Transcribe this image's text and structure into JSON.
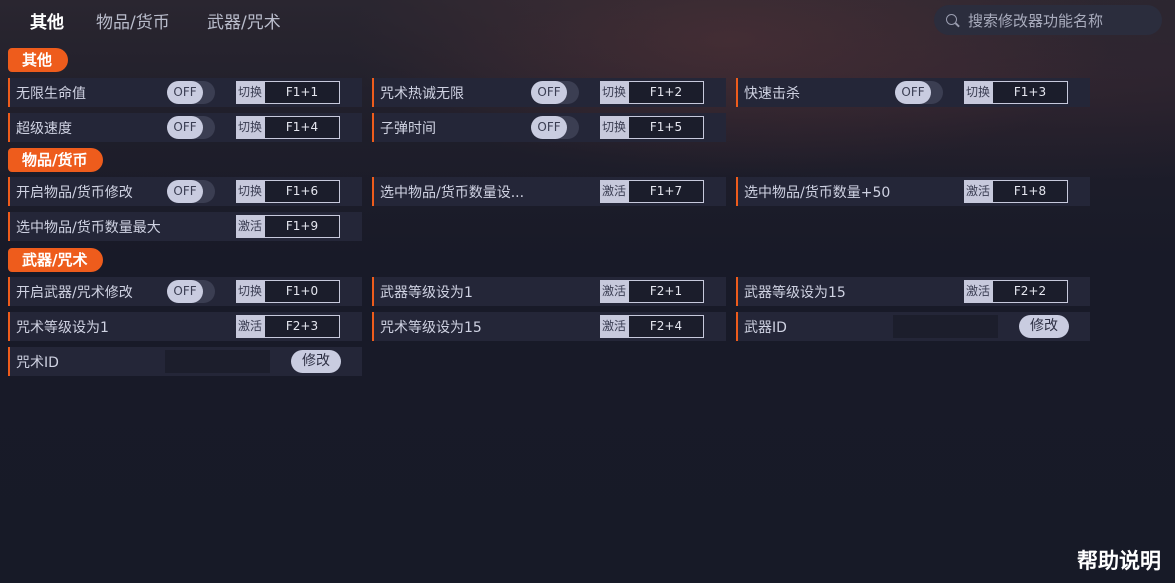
{
  "tabs": [
    "其他",
    "物品/货币",
    "武器/咒术"
  ],
  "search": {
    "placeholder": "搜索修改器功能名称"
  },
  "sections": [
    "其他",
    "物品/货币",
    "武器/咒术"
  ],
  "common": {
    "toggle_off": "OFF",
    "switch_label": "切换",
    "activate_label": "激活",
    "modify_label": "修改"
  },
  "items": {
    "infinite_health": {
      "label": "无限生命值",
      "key": "F1+1"
    },
    "spell_heat": {
      "label": "咒术热诚无限",
      "key": "F1+2"
    },
    "quick_kill": {
      "label": "快速击杀",
      "key": "F1+3"
    },
    "super_speed": {
      "label": "超级速度",
      "key": "F1+4"
    },
    "bullet_time": {
      "label": "子弹时间",
      "key": "F1+5"
    },
    "enable_item_mod": {
      "label": "开启物品/货币修改",
      "key": "F1+6"
    },
    "set_item_qty": {
      "label": "选中物品/货币数量设...",
      "key": "F1+7"
    },
    "item_qty_plus50": {
      "label": "选中物品/货币数量+50",
      "key": "F1+8"
    },
    "item_qty_max": {
      "label": "选中物品/货币数量最大",
      "key": "F1+9"
    },
    "enable_weapon_mod": {
      "label": "开启武器/咒术修改",
      "key": "F1+0"
    },
    "weapon_level_1": {
      "label": "武器等级设为1",
      "key": "F2+1"
    },
    "weapon_level_15": {
      "label": "武器等级设为15",
      "key": "F2+2"
    },
    "spell_level_1": {
      "label": "咒术等级设为1",
      "key": "F2+3"
    },
    "spell_level_15": {
      "label": "咒术等级设为15",
      "key": "F2+4"
    },
    "weapon_id": {
      "label": "武器ID",
      "value": ""
    },
    "spell_id": {
      "label": "咒术ID",
      "value": ""
    }
  },
  "help_label": "帮助说明",
  "colors": {
    "accent": "#ee5c1c",
    "row_bg": "#242638",
    "page_bg": "#171a27"
  }
}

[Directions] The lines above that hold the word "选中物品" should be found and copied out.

[Answer space]
      "label": "选中物品/货币数量设...",
      "label": "选中物品/货币数量+50",
      "label": "选中物品/货币数量最大",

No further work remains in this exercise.